WHAT IS REQUIRED:
Give the data below again exactly, and drop each picture from it.

Component data from apps and pages
----------

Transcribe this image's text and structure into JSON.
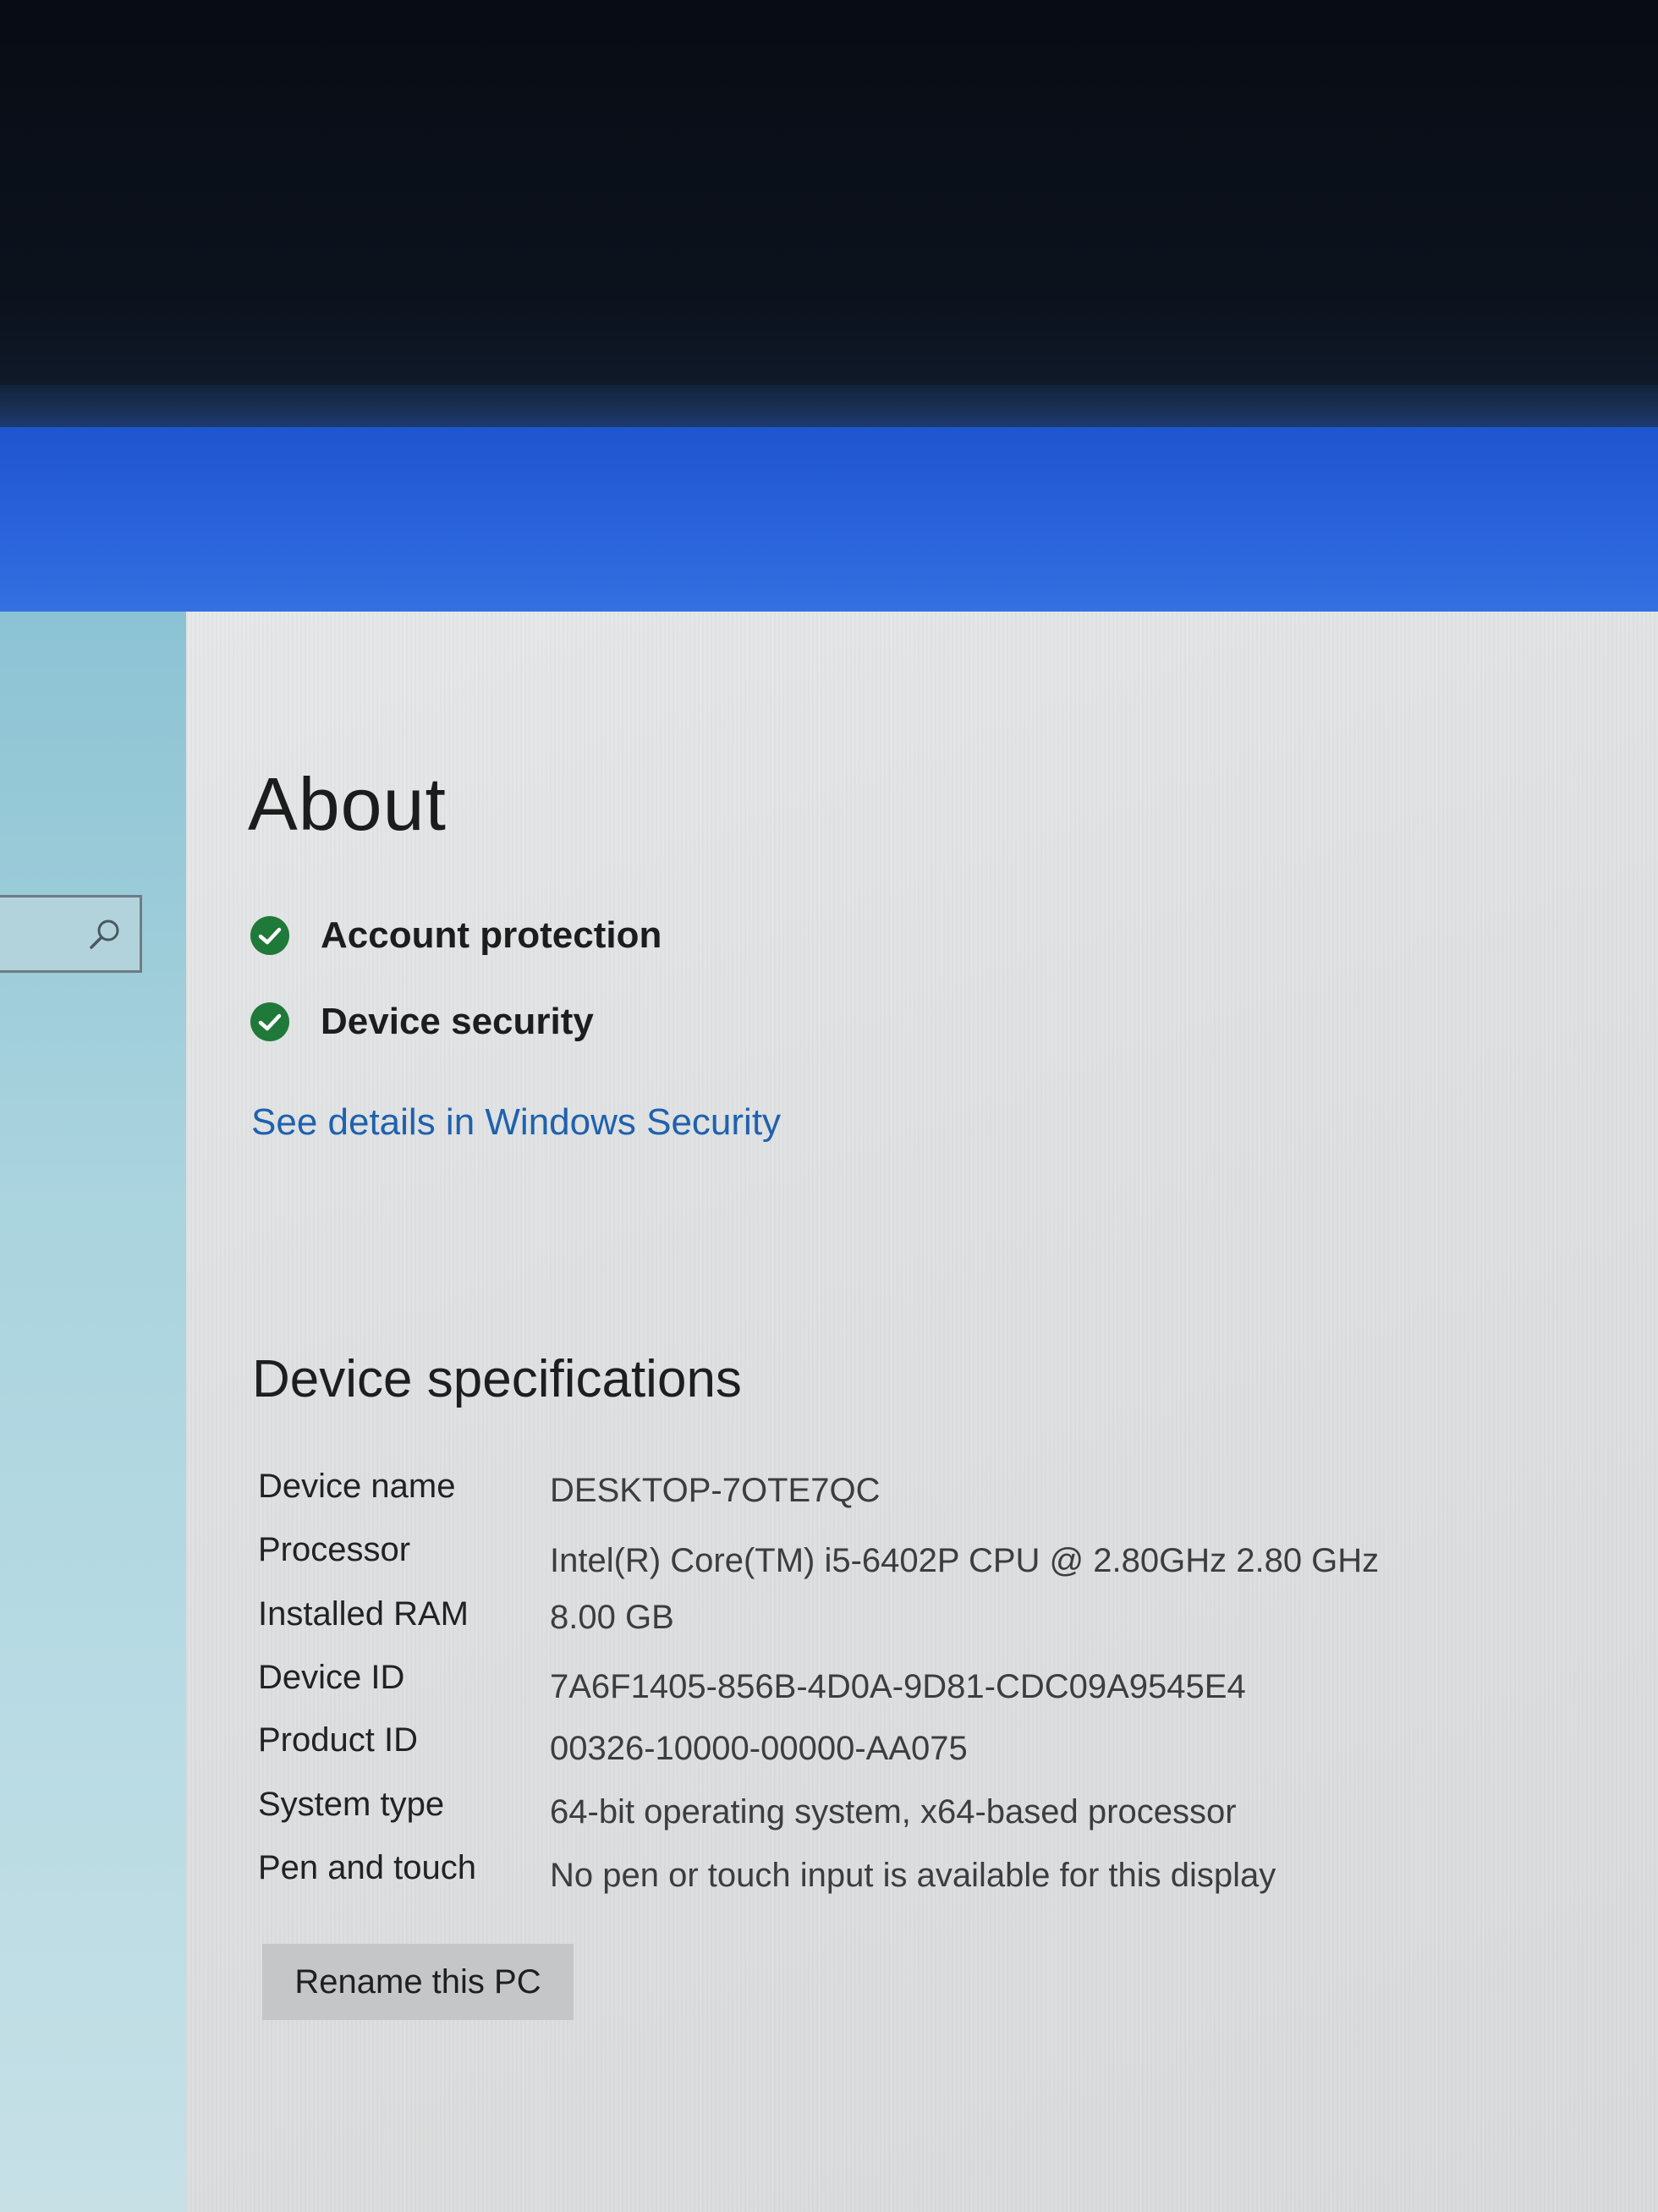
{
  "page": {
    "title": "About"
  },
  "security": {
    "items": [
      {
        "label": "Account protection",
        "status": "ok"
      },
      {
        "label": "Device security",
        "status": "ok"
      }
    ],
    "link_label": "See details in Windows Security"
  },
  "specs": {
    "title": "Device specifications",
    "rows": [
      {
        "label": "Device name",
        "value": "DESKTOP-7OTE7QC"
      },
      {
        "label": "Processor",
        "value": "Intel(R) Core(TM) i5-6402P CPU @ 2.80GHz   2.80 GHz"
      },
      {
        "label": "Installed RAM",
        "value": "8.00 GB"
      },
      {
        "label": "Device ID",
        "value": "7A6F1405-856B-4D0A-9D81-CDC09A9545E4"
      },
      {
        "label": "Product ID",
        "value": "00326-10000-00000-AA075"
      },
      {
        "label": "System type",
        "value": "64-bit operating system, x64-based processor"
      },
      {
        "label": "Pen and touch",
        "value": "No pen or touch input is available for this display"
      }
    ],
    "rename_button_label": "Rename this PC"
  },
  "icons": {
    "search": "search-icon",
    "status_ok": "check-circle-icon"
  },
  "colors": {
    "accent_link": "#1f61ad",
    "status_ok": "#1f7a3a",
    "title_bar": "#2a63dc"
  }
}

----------

SOLUTION:
Transcribe this image's text and structure into JSON.
{
  "page": {
    "title": "About"
  },
  "security": {
    "items": [
      {
        "label": "Account protection",
        "status": "ok"
      },
      {
        "label": "Device security",
        "status": "ok"
      }
    ],
    "link_label": "See details in Windows Security"
  },
  "specs": {
    "title": "Device specifications",
    "rows": [
      {
        "label": "Device name",
        "value": "DESKTOP-7OTE7QC"
      },
      {
        "label": "Processor",
        "value": "Intel(R) Core(TM) i5-6402P CPU @ 2.80GHz   2.80 GHz"
      },
      {
        "label": "Installed RAM",
        "value": "8.00 GB"
      },
      {
        "label": "Device ID",
        "value": "7A6F1405-856B-4D0A-9D81-CDC09A9545E4"
      },
      {
        "label": "Product ID",
        "value": "00326-10000-00000-AA075"
      },
      {
        "label": "System type",
        "value": "64-bit operating system, x64-based processor"
      },
      {
        "label": "Pen and touch",
        "value": "No pen or touch input is available for this display"
      }
    ],
    "rename_button_label": "Rename this PC"
  },
  "icons": {
    "search": "search-icon",
    "status_ok": "check-circle-icon"
  },
  "colors": {
    "accent_link": "#1f61ad",
    "status_ok": "#1f7a3a",
    "title_bar": "#2a63dc"
  }
}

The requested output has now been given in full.